Provided entries:
-=-=-=-=-

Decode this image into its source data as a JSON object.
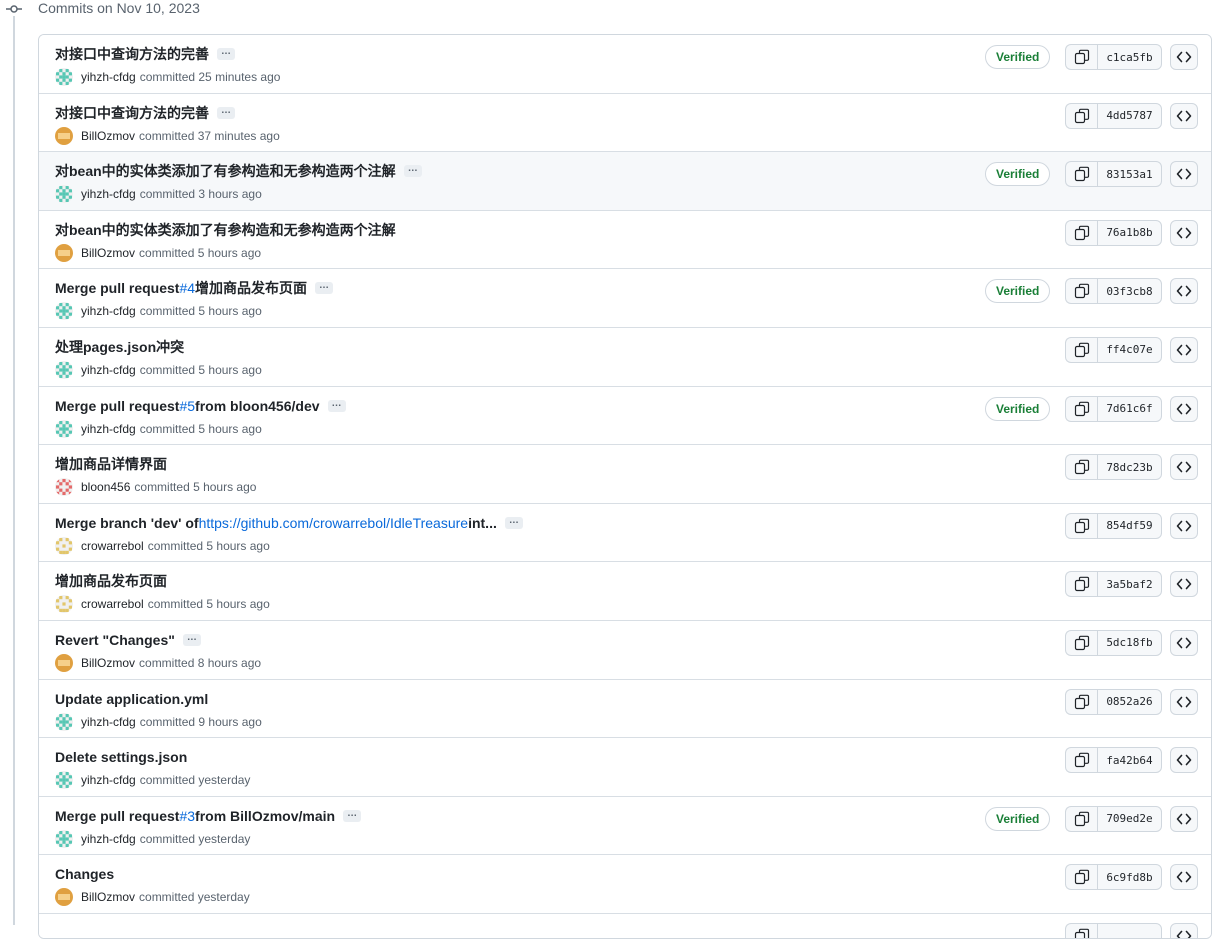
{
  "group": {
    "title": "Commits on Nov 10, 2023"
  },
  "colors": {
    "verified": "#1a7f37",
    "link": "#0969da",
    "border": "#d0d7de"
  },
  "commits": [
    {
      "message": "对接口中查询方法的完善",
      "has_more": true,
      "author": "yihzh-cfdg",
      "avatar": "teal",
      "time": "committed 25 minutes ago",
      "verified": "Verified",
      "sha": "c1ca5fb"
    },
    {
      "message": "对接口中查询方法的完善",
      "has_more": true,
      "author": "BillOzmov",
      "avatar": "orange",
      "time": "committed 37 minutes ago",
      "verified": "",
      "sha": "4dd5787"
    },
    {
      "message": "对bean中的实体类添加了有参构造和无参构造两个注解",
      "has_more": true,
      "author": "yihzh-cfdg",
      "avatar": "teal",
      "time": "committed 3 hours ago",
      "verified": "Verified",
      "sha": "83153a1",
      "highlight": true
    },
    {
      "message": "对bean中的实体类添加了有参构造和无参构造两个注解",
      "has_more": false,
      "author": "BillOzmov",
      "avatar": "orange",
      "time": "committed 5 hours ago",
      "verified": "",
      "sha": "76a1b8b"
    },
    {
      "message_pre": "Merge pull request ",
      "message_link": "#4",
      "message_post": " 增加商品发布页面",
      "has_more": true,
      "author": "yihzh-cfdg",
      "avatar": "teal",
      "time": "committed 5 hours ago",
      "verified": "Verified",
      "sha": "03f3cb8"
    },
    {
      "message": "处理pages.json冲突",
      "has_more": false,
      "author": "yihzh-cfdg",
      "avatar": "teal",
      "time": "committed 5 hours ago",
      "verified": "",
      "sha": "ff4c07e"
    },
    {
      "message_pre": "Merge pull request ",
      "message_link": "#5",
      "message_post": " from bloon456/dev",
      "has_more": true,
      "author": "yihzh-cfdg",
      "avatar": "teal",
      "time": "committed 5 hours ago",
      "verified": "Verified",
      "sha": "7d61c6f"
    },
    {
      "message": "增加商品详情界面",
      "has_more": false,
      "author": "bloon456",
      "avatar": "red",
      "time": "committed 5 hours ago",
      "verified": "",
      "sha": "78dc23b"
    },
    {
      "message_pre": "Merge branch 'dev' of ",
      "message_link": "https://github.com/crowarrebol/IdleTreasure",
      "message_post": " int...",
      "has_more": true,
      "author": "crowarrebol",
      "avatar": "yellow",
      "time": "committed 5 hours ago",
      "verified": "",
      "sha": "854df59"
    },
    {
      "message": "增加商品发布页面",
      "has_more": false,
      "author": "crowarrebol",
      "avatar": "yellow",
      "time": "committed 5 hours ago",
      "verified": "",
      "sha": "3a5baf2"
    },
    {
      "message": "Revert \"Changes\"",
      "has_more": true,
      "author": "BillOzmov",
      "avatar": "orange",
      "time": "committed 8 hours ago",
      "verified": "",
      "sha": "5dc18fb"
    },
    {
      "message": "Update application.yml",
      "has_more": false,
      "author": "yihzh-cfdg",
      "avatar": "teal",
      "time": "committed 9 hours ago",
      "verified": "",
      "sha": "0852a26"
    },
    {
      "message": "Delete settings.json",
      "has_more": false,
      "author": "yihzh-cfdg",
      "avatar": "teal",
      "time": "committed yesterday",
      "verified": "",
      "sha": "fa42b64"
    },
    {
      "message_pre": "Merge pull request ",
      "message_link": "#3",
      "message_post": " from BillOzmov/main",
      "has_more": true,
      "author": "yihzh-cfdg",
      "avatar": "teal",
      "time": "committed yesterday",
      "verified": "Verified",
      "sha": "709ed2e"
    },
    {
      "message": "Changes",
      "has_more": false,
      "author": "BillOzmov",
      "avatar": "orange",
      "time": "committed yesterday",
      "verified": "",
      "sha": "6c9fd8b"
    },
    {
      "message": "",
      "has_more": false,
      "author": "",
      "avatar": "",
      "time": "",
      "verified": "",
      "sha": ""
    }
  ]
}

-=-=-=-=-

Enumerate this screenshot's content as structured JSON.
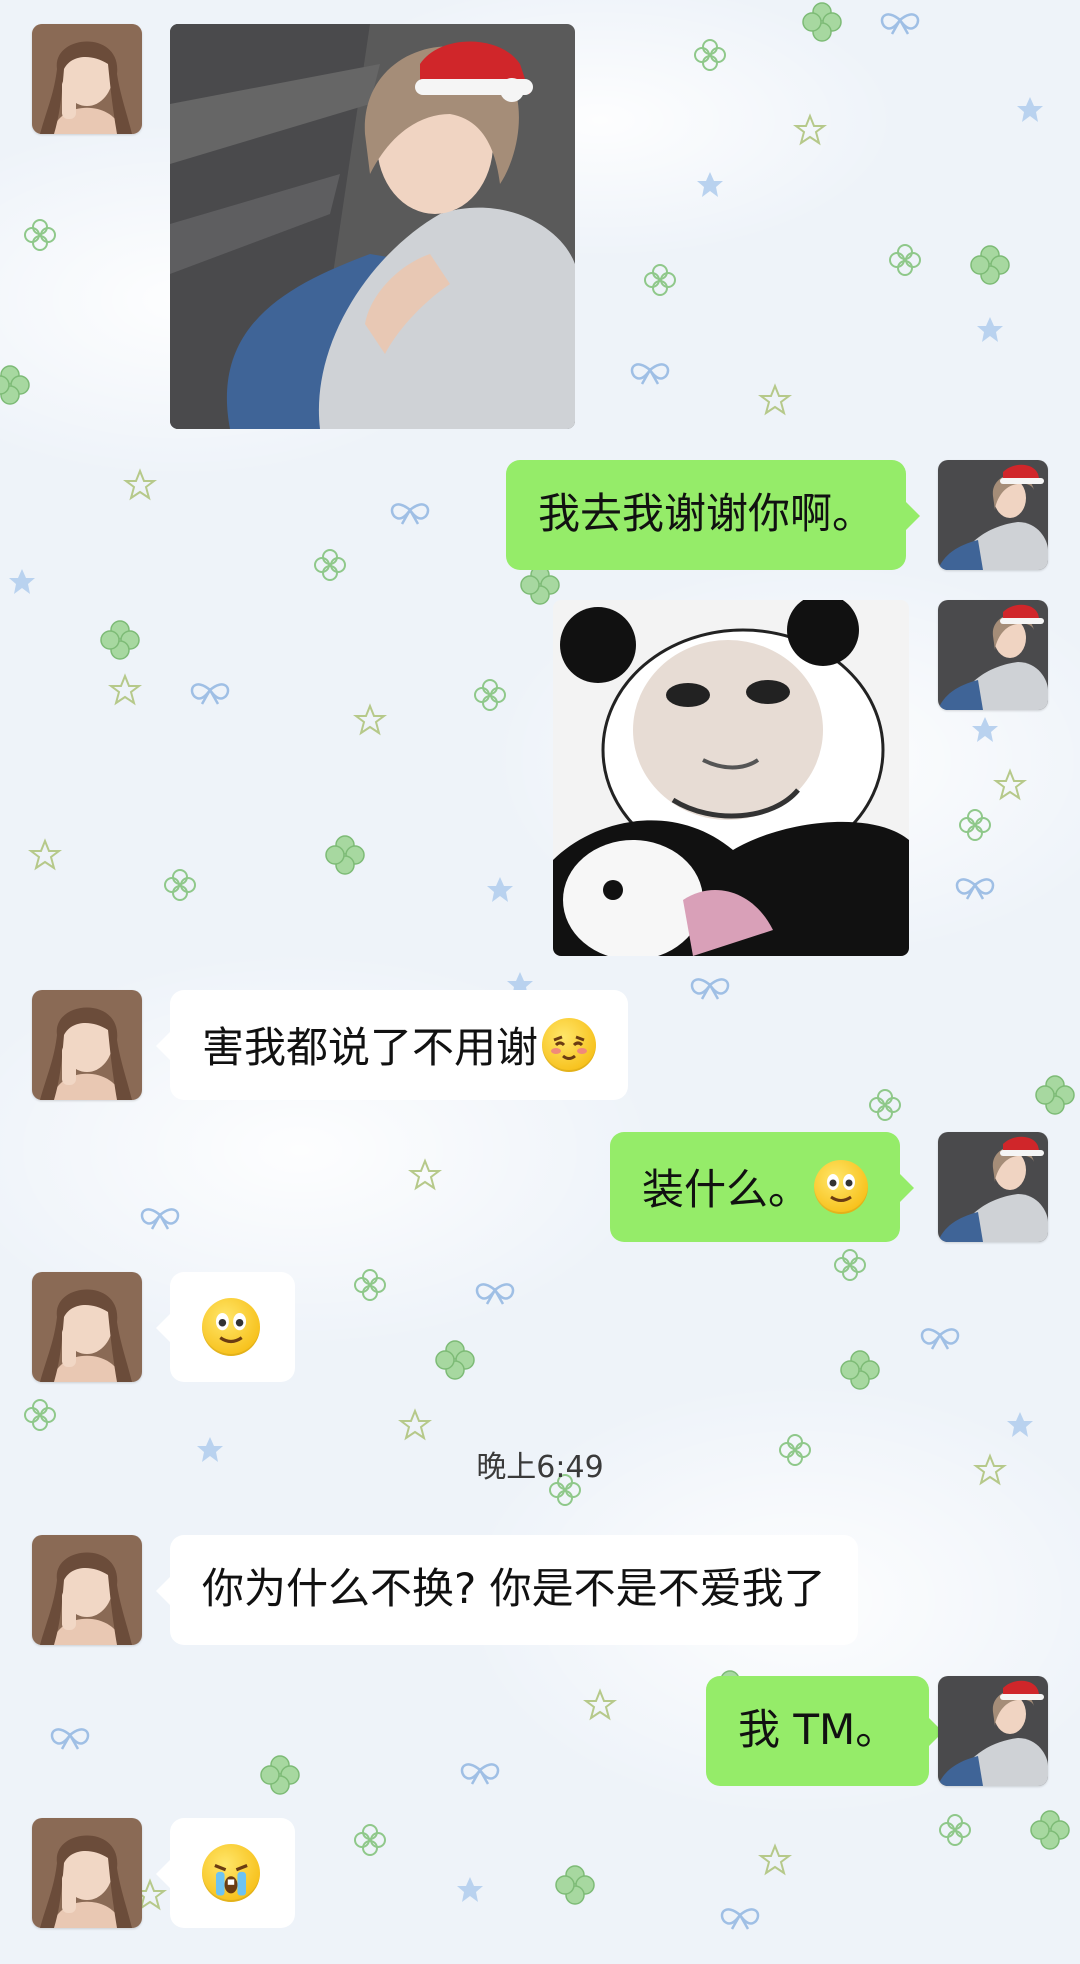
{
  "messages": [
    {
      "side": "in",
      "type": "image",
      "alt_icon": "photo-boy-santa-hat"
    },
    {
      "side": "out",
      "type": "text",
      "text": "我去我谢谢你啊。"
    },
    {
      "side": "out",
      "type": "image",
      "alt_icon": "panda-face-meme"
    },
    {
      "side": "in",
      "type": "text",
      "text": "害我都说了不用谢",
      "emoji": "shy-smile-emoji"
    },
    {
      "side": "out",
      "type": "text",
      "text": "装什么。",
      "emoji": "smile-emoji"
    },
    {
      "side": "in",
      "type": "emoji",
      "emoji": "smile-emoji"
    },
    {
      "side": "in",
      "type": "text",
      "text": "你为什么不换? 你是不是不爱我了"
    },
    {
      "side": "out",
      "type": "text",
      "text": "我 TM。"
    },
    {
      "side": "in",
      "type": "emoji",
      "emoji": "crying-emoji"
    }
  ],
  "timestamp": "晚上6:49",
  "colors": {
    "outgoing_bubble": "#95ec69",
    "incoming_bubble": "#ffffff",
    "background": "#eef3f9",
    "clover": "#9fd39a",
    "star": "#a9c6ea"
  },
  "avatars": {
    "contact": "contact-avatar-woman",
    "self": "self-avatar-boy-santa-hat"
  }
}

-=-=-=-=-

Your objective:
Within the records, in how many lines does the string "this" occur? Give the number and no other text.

Written solution:
2